(Web page and app entries)

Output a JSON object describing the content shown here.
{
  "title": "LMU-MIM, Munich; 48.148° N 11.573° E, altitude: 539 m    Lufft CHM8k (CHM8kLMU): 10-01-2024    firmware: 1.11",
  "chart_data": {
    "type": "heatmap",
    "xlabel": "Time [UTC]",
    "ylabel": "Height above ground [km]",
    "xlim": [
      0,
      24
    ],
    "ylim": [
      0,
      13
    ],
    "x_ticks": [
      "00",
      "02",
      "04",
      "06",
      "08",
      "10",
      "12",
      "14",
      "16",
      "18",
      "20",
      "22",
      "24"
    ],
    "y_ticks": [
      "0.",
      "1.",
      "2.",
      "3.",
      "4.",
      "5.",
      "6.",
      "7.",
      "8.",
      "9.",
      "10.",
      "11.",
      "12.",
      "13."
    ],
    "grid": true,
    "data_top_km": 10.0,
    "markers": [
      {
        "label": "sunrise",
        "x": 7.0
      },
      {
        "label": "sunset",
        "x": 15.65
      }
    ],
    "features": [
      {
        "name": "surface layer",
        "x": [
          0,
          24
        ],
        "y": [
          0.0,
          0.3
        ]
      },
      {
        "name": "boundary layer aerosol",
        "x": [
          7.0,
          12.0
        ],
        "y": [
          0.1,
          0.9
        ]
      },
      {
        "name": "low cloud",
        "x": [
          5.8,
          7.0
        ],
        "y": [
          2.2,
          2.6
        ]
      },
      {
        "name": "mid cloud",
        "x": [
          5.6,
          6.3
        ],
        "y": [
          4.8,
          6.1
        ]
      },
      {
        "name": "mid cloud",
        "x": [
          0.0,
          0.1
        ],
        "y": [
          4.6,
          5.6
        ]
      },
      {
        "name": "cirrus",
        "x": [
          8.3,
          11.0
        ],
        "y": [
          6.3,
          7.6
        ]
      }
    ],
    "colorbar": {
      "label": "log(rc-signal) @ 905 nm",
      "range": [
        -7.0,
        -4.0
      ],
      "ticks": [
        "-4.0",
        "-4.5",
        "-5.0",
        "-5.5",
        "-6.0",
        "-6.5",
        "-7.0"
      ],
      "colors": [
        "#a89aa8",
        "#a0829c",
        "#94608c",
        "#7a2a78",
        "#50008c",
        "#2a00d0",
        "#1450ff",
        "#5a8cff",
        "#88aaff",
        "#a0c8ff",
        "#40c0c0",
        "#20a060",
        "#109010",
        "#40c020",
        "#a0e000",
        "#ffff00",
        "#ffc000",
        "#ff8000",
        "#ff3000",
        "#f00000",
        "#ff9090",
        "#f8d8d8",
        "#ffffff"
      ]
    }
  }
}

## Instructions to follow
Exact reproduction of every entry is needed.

## Exercise result
Output a JSON object describing the content shown here.
{
  "title": "LMU-MIM, Munich; 48.148° N 11.573° E, altitude: 539 m    Lufft CHM8k (CHM8kLMU): 10-01-2024    firmware: 1.11",
  "chart_data": {
    "type": "heatmap",
    "xlabel": "Time [UTC]",
    "ylabel": "Height above ground [km]",
    "xlim": [
      0,
      24
    ],
    "ylim": [
      0,
      13
    ],
    "x_ticks": [
      "00",
      "02",
      "04",
      "06",
      "08",
      "10",
      "12",
      "14",
      "16",
      "18",
      "20",
      "22",
      "24"
    ],
    "y_ticks": [
      "0.",
      "1.",
      "2.",
      "3.",
      "4.",
      "5.",
      "6.",
      "7.",
      "8.",
      "9.",
      "10.",
      "11.",
      "12.",
      "13."
    ],
    "grid": true,
    "data_top_km": 10.0,
    "markers": [
      {
        "label": "sunrise",
        "x": 7.0
      },
      {
        "label": "sunset",
        "x": 15.65
      }
    ],
    "features": [
      {
        "name": "surface layer",
        "x": [
          0,
          24
        ],
        "y": [
          0.0,
          0.3
        ]
      },
      {
        "name": "boundary layer aerosol",
        "x": [
          7.0,
          12.0
        ],
        "y": [
          0.1,
          0.9
        ]
      },
      {
        "name": "low cloud",
        "x": [
          5.8,
          7.0
        ],
        "y": [
          2.2,
          2.6
        ]
      },
      {
        "name": "mid cloud",
        "x": [
          5.6,
          6.3
        ],
        "y": [
          4.8,
          6.1
        ]
      },
      {
        "name": "mid cloud",
        "x": [
          0.0,
          0.1
        ],
        "y": [
          4.6,
          5.6
        ]
      },
      {
        "name": "cirrus",
        "x": [
          8.3,
          11.0
        ],
        "y": [
          6.3,
          7.6
        ]
      }
    ],
    "colorbar": {
      "label": "log(rc-signal) @ 905 nm",
      "range": [
        -7.0,
        -4.0
      ],
      "ticks": [
        "-4.0",
        "-4.5",
        "-5.0",
        "-5.5",
        "-6.0",
        "-6.5",
        "-7.0"
      ],
      "colors": [
        "#a89aa8",
        "#a0829c",
        "#94608c",
        "#7a2a78",
        "#50008c",
        "#2a00d0",
        "#1450ff",
        "#5a8cff",
        "#88aaff",
        "#a0c8ff",
        "#40c0c0",
        "#20a060",
        "#109010",
        "#40c020",
        "#a0e000",
        "#ffff00",
        "#ffc000",
        "#ff8000",
        "#ff3000",
        "#f00000",
        "#ff9090",
        "#f8d8d8",
        "#ffffff"
      ]
    }
  }
}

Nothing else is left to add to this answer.